In the Pacific Northwest, we are fortunate to be home to a wide variety of plant species, rich in color, texture and local history.
Many of the northwest native species we stock originate from the Willamette Valley, and often specifically from the Portland area. We also have some from east of the Cascades or southern Oregon that are prime candidates for a container or rock garden, bringing their own distinct personality to your yard or patio.
Camas, lupine, monkeyflower and fiddleneck are among the more than 800 wildflowers native to the Columbia River Gorge. Russ Jolley and Nancy Russell provide a video tour and explain why the gorge is such a good place for biological diversity.
For ideas on including natives in your garden, download our brochure on Gardening with Northwest Natives.
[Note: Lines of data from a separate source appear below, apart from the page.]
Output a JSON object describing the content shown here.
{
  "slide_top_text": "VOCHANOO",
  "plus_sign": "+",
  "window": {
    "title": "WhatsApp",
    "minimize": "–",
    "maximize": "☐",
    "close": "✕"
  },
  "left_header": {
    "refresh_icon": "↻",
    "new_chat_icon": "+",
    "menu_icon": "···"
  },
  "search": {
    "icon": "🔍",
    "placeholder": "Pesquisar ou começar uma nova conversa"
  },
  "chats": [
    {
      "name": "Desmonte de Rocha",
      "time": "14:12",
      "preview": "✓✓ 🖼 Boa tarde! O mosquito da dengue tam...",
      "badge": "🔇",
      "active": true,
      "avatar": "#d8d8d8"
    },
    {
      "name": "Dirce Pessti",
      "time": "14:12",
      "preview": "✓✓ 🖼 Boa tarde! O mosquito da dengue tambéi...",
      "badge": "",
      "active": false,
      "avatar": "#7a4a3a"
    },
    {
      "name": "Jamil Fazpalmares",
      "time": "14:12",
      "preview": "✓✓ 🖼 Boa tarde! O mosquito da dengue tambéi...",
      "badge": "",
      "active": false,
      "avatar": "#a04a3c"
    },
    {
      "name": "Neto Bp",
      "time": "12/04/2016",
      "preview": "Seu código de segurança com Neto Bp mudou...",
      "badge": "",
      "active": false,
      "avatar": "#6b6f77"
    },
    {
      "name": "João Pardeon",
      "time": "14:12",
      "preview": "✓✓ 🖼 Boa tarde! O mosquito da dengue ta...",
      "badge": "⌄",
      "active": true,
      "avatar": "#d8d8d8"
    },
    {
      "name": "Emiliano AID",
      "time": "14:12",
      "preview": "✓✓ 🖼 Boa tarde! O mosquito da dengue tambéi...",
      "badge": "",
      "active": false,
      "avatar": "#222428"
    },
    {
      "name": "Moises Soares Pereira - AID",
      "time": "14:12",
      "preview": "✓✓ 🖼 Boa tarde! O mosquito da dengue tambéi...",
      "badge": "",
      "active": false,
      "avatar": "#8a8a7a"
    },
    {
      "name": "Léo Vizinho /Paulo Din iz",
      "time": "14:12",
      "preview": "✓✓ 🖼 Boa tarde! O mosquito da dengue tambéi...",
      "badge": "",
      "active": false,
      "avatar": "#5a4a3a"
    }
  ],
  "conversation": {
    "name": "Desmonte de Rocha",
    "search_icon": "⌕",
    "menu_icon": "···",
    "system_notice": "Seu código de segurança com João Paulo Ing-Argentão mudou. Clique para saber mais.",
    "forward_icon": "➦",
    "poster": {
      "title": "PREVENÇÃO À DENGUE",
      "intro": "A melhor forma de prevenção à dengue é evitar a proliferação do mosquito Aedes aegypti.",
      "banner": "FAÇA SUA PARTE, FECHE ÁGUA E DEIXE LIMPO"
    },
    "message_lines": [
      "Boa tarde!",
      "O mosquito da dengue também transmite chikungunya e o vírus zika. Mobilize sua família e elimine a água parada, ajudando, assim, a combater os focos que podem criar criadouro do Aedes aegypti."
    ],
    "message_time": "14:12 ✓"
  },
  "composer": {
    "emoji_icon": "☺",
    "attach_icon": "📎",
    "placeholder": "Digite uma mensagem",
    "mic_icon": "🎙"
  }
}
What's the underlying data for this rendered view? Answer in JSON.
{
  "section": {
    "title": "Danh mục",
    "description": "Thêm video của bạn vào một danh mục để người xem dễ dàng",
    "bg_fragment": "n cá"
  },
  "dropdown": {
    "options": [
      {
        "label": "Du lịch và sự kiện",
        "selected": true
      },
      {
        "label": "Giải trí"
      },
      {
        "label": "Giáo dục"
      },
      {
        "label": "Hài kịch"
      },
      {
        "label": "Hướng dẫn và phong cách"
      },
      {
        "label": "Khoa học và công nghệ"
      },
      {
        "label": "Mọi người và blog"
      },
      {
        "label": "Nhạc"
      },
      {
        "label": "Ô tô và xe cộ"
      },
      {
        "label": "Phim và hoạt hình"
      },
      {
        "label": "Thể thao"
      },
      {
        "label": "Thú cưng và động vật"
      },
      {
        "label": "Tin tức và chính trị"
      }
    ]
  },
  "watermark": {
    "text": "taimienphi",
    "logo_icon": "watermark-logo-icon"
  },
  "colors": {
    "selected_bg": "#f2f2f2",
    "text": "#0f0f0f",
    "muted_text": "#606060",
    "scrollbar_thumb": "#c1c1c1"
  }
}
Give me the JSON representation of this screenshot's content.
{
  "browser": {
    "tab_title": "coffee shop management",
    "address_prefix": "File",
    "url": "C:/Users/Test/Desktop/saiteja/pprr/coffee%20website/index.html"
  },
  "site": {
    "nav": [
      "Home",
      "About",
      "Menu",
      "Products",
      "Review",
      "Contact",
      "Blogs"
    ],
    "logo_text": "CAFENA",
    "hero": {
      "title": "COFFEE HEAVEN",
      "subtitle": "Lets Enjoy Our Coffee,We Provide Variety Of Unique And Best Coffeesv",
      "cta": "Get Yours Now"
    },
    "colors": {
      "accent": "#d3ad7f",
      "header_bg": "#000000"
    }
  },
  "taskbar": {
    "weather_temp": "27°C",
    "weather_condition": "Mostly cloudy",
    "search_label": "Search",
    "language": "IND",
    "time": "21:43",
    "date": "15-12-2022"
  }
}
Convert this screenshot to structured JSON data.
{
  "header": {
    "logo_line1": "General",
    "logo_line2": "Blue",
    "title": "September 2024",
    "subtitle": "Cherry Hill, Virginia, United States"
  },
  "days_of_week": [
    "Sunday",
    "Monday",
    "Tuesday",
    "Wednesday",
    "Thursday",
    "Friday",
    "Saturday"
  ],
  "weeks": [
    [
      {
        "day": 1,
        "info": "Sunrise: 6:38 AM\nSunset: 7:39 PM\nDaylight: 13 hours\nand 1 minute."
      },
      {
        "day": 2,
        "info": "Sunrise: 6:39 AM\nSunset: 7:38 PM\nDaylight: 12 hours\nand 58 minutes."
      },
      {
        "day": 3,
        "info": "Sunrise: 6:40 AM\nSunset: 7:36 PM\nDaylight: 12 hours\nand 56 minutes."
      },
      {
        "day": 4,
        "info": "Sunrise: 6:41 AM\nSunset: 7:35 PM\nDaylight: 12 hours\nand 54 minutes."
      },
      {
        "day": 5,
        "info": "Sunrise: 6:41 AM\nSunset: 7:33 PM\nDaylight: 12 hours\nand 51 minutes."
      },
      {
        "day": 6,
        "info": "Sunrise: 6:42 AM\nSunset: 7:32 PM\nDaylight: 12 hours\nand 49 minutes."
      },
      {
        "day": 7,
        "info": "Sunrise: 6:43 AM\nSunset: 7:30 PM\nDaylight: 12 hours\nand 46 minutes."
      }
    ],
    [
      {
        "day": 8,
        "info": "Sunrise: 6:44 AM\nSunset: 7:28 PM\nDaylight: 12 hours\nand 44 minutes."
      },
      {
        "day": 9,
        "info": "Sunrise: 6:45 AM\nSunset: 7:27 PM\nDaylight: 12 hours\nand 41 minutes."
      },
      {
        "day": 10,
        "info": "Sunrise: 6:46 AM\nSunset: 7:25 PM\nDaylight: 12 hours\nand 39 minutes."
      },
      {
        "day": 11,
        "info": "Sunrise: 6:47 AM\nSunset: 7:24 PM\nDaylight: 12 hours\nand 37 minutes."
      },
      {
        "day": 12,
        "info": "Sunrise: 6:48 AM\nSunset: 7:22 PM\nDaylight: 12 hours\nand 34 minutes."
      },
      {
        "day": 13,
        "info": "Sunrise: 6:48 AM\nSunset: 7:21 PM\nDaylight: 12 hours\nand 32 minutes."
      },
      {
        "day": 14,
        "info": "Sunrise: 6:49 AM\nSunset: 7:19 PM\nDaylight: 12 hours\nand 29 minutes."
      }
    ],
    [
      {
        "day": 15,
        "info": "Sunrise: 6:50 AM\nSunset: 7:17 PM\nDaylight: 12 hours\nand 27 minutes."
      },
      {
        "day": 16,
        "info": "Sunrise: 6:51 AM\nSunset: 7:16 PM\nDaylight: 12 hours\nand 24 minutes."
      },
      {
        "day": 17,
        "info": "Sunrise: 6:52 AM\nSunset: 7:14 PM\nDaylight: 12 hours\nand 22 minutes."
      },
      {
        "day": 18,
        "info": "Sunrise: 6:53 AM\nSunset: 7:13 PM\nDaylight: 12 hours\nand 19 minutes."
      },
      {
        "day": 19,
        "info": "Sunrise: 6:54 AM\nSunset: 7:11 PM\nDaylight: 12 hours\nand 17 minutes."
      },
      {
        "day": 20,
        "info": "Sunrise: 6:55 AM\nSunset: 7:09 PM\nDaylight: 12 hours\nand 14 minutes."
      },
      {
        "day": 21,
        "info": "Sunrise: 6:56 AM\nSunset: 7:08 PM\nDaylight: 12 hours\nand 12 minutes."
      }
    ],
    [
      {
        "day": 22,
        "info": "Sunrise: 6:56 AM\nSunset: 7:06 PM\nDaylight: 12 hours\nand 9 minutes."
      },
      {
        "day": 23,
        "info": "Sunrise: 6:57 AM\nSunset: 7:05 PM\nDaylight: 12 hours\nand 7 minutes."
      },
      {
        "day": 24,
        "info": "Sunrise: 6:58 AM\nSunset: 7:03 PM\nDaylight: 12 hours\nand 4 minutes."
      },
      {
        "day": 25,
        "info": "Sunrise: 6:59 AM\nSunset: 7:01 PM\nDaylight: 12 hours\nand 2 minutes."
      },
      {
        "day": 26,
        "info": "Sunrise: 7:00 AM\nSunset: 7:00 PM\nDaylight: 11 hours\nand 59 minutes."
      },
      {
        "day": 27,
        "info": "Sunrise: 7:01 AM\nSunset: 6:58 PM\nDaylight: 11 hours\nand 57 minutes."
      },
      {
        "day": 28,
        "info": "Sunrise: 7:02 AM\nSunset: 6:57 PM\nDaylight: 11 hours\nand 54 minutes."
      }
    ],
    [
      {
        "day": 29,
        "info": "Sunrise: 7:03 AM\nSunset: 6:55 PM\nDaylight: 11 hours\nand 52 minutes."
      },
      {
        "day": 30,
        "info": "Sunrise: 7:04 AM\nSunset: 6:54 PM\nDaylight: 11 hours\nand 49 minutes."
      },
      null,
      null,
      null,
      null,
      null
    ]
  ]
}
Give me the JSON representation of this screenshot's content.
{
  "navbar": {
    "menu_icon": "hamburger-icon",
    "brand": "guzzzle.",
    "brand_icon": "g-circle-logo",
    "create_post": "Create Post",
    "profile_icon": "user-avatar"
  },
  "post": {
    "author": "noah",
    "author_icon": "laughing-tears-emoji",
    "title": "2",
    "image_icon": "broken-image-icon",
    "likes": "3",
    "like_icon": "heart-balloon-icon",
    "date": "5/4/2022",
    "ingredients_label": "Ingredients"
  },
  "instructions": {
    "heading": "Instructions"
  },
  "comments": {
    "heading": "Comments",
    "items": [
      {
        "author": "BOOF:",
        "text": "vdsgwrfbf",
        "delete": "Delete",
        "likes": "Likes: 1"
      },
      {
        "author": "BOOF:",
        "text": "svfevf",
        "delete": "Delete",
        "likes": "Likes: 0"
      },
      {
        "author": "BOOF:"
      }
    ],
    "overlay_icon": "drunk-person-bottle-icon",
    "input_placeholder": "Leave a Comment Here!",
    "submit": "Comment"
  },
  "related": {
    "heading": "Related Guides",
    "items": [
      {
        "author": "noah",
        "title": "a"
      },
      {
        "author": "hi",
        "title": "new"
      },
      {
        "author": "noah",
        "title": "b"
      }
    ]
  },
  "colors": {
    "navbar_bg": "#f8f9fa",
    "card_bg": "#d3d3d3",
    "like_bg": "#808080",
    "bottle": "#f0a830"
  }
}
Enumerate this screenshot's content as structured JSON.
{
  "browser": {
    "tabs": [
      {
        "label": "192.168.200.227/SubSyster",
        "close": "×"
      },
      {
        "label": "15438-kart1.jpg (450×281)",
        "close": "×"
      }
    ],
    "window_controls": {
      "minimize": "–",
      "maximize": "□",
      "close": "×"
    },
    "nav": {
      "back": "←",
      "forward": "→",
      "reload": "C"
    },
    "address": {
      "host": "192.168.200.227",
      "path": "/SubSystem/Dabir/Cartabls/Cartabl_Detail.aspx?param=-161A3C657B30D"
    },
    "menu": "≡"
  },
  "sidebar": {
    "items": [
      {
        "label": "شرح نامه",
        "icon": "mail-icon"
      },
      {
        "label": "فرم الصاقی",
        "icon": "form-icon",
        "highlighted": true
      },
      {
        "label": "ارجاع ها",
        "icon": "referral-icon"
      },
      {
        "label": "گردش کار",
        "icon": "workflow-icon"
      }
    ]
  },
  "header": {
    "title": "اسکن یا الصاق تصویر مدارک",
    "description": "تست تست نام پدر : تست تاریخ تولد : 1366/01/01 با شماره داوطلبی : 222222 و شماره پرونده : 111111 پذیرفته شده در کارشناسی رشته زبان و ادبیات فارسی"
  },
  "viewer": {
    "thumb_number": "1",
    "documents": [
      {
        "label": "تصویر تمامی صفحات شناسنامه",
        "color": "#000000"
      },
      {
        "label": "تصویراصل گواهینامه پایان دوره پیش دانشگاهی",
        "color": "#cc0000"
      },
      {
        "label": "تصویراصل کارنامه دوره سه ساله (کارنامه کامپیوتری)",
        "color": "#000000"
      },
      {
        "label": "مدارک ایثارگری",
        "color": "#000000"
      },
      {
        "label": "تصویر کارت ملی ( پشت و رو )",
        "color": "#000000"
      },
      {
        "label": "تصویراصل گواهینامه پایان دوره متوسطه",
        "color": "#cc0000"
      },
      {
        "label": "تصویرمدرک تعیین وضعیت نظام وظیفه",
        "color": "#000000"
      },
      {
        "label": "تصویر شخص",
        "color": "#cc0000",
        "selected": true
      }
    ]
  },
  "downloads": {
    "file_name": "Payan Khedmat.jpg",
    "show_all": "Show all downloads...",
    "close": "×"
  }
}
We have also compiled a List of Northwest Natives that you are likely to find at the nursery at some time during the year. (Note: it's a good idea to call for availability, for it can vary from year to year and even within a single season.)
Are you Species Specific?
When you see a northwest native plant with a name in single quotes attached, like Acer circinatum 'Pacific Fire', you know it is a cultivar. This means it was originally found occurring naturally in the wild, selected and propagated to maintain the distinct or desirable individual quality.
Cultivars are random or sporadically-found variations; they must be propagated vegetatively from divisions, cuttings, etc. in order to maintain their individual characteristics. A seed collected and grown from a cultivar will not necessarily produce the unique feature. A variety, by contrast, is a consistent variation of the original species, and is able to be propagated by seed.
Native plant variations that are selected to be propagated as named cultivars are done so for a variety of reasons potentially attractive to the home gardener: Garrya eliptica 'James Roof' has particularly long and showy catkins.
Acer circinatum 'Monroe' is shorter in stature and has more finely cut leaf structure, making it more suitable for containers and small gardens; the native Kinnickinnick cultivar 'Vancouver Jade' was found to be more tolerant of our wetter soils and demonstrates more vigorous growth in the west Cascades lowlands than the original species.
Since cultivars must be propagated by divisions or cuttings and don't "come true" from seed, the subsequent plants are clones, rather than offspring. Therefore, there is debate over whether or not cultivars can truly be considered "native."
Each gardener interested in using native plants has to decide for themselves where to draw these lines. There are solid arguments on both sides of the debate. A couple of advantages of cultivars are that the selection has often been made because of increased vigor and disease resistance, both of which can be important features to the home gardener.
Also the straight species of a native plant is sometimes in relatively limited or sporadic supply — Cornus nutallii is a prime example -- and the presence of cultivars allows us to be able to make at least versions of these plants more readily available to gardeners.
At Portland Nursery, few of the native cultivars we stock are kept in the native plant area. Space is given first and foremost to the original species, as is available. When that availability is lacking, or if a cultivar has a particular trait that might make it especially useful for the home gardener, we'll include it.
We also post signs explaining about cultivars and what they mean. Most of all we want our customers to be able to make informed choices for their gardens and landscapes.